Below is a list of the minimal standards essential for students' successful future learning in mathematics. The essential minimum requirements provide the basis on which individual support plans will be devised.

### Essential minimum requirements at the end of grade 2

The student must:

• be able to add and subtract numbers to 100 (when crossing ten, concrete materials and written calculation strategies may be used).
• have memorised addition facts up to 20 and their inversions.
• have memorised the core multiplication facts up to 100 and their inversions.
• be able to deduce other multiplication and division facts using the core facts or using other strategies to work them out.
• demonstrate basic skills of dealing with data (measuring lengths, representing the value of money, reading time).

### Essential minimum requirements at the end of grade 4

The student must:

• have memorised addition and subtraction facts up to 20 and multiplication facts and their inversions up to 100 (end of first semester of grade 3).
• understand written addition, subtraction, multiplication and division strategies and be able to use them.
• demonstrate basic knowledge of money, length, time, weight and volume (mm, cm, dm, m, km, d, h, s, min, t, kg, lbs, gr, l, ml, Euro, Cent).
• demonstrate basic geometrical skills such as drawing, dissection and construction, symmetry.

### Essential minimum requirements at the end of grade 6

The student must:

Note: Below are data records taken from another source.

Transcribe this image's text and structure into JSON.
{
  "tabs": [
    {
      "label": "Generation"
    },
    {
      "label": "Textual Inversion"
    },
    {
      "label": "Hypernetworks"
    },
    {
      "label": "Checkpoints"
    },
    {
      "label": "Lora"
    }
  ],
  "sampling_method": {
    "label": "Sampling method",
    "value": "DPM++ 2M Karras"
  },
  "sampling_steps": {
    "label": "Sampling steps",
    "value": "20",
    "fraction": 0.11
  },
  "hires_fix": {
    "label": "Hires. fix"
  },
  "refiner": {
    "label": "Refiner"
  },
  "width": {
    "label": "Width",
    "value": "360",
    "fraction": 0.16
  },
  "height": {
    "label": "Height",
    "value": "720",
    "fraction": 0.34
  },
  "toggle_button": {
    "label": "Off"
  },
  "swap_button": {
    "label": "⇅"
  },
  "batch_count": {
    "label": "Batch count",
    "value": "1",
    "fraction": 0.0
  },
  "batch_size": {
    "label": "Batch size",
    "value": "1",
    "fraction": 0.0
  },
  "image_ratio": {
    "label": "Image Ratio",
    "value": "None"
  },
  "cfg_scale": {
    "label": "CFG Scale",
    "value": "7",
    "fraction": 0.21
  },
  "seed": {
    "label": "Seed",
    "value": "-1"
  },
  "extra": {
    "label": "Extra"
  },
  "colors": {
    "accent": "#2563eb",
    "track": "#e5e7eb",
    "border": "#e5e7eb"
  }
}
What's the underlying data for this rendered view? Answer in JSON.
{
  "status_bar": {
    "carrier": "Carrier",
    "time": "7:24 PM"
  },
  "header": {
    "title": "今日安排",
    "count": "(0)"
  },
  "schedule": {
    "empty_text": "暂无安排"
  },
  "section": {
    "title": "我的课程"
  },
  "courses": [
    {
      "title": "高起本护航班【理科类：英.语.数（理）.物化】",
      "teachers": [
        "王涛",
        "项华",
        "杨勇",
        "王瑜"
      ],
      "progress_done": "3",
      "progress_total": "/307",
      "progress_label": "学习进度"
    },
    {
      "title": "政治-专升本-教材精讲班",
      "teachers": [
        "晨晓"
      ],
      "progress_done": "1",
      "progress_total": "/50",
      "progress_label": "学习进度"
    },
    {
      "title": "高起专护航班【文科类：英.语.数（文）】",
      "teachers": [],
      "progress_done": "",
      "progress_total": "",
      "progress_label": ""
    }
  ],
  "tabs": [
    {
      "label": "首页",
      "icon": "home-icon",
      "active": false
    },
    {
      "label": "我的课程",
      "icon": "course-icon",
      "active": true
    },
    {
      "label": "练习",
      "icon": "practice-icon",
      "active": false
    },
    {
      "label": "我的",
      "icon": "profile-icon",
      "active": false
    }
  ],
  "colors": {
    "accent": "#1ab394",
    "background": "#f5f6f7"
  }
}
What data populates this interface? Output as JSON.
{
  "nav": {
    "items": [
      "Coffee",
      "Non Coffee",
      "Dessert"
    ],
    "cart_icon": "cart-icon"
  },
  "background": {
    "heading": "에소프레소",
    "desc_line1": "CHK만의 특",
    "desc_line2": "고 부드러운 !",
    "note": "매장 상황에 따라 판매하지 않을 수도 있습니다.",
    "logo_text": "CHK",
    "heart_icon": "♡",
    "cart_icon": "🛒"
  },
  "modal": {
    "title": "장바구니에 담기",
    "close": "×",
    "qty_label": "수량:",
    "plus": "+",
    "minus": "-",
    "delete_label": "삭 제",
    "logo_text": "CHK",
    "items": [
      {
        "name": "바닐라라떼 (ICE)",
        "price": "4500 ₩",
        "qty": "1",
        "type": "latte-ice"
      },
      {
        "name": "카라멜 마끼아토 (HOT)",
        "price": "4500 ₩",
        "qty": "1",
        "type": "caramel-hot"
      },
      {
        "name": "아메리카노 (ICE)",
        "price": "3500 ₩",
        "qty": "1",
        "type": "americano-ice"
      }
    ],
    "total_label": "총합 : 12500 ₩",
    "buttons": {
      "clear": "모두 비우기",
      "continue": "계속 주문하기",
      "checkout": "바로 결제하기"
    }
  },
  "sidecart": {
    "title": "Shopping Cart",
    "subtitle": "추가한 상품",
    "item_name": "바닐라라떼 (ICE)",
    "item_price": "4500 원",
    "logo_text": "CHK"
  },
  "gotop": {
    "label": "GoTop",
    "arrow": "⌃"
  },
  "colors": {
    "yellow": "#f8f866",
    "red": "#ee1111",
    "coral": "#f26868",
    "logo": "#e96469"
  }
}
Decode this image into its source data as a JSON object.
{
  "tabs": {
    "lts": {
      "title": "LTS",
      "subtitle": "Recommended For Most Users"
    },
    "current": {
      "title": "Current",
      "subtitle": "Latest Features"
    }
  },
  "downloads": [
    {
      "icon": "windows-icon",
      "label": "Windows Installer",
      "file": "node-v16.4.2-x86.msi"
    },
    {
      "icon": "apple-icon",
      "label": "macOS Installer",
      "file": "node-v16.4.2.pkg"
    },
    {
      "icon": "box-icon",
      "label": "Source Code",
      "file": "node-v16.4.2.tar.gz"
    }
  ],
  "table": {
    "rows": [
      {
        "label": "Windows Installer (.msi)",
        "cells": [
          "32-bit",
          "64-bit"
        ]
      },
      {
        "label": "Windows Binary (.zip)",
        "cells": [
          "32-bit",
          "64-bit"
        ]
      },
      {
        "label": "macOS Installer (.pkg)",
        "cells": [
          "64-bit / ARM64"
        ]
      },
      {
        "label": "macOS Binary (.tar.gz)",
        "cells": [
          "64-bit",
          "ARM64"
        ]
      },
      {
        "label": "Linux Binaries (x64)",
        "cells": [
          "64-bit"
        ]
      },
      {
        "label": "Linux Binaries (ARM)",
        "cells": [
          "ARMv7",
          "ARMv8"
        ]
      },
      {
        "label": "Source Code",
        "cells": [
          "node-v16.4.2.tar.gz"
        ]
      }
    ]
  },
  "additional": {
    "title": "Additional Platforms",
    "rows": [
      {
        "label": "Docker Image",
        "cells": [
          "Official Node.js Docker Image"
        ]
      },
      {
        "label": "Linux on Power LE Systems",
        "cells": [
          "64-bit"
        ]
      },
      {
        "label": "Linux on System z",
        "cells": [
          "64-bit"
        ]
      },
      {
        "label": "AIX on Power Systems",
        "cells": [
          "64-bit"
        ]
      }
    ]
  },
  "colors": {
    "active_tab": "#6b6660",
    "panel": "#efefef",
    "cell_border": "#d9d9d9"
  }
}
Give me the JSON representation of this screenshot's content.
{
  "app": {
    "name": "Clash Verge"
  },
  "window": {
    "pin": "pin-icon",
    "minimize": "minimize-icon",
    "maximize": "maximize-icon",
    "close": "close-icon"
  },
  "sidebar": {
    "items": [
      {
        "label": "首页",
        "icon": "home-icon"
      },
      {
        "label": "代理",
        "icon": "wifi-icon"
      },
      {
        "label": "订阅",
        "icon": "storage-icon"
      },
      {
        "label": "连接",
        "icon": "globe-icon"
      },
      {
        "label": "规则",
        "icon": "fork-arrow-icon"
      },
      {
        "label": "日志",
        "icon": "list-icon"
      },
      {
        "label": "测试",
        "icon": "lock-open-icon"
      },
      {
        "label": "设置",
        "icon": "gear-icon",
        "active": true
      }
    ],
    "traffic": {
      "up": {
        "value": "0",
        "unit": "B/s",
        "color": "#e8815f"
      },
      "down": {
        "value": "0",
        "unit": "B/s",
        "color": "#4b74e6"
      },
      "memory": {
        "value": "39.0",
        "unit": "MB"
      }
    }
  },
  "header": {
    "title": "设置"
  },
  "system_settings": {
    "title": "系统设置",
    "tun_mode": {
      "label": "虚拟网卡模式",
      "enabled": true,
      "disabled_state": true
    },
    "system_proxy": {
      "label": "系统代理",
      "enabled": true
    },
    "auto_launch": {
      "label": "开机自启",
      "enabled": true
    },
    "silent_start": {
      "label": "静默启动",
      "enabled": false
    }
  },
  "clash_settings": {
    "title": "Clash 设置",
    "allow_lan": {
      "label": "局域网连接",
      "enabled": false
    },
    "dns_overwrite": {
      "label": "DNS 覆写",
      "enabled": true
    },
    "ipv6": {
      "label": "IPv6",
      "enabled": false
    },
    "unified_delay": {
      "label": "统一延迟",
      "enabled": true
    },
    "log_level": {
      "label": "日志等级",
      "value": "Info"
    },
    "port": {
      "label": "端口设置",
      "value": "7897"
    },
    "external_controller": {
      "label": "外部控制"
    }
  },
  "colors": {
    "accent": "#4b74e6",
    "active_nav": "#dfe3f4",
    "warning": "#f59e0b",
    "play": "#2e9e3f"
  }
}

• be able to use addition, subtraction, multiplication and division strategies with fractions; recognize and utilize links between these operations, understand and use equivalent fractions.
• be able to round and estimate numbers, taking into consideration the context of these numbers.
• demonstrate basic knowledge of money, length, time, weight, area and volume (eg. cm2, dm2, m2, a, ha, km2, mm3, cm3, dm3, m3, l, ml) and basic knowledge and skills needed to solve contextualised mathematical problems (e.g. measuring, estimating, comparing, converting, calculating.)
• be able to determine the area of two-dimensional shapes, volume of cubes and rectangular prisms.
• be able to name basic geometric shapes and describe their characteristics.
• be able to recognise and describe different types of angles, draw angles accurately and estimate the size of angles.
• be able to read and interpret data from texts, tables, pictures and diagrams.

Approved by the Mathematics Department.